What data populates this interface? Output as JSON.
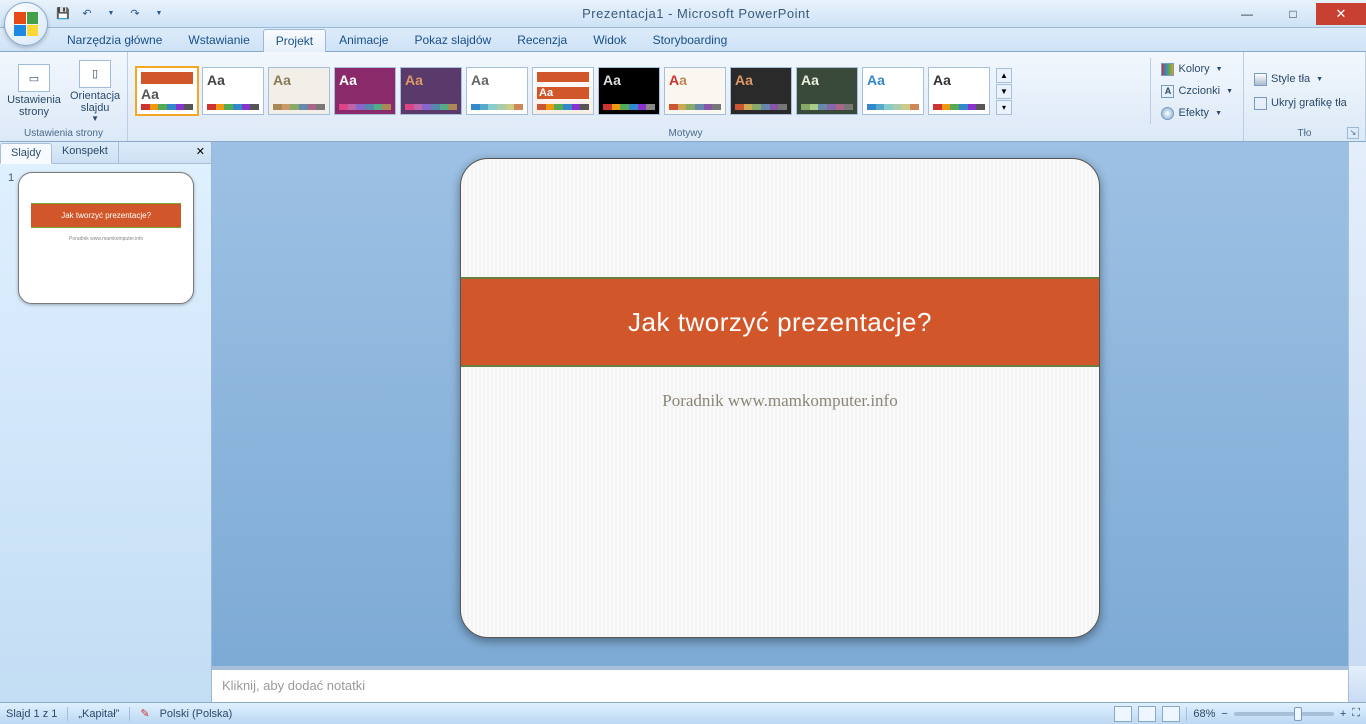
{
  "window": {
    "title": "Prezentacja1 - Microsoft PowerPoint"
  },
  "qat": {
    "save": "💾",
    "undo": "↶",
    "redo": "↷"
  },
  "tabs": [
    "Narzędzia główne",
    "Wstawianie",
    "Projekt",
    "Animacje",
    "Pokaz slajdów",
    "Recenzja",
    "Widok",
    "Storyboarding"
  ],
  "active_tab_index": 2,
  "ribbon": {
    "group_page_setup": {
      "slide_setup": "Ustawienia strony",
      "orientation": "Orientacja slajdu",
      "label": "Ustawienia strony"
    },
    "group_themes": {
      "label": "Motywy",
      "colors": "Kolory",
      "fonts": "Czcionki",
      "effects": "Efekty"
    },
    "group_background": {
      "styles": "Style tła",
      "hide_graphics": "Ukryj grafikę tła",
      "label": "Tło"
    }
  },
  "left_pane": {
    "tab_slides": "Slajdy",
    "tab_outline": "Konspekt",
    "slide_number": "1"
  },
  "slide": {
    "title": "Jak tworzyć prezentacje?",
    "subtitle": "Poradnik www.mamkomputer.info"
  },
  "notes": {
    "placeholder": "Kliknij, aby dodać notatki"
  },
  "status": {
    "slide_count": "Slajd 1 z 1",
    "theme": "„Kapitał”",
    "language": "Polski (Polska)",
    "zoom": "68%",
    "zoom_minus": "−",
    "zoom_plus": "+",
    "fit_icon": "⛶"
  }
}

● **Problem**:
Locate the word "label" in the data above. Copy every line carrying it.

● **Output for this task**:
      "label": "Ustawienia strony"
      "label": "Motywy",
      "label": "Tło"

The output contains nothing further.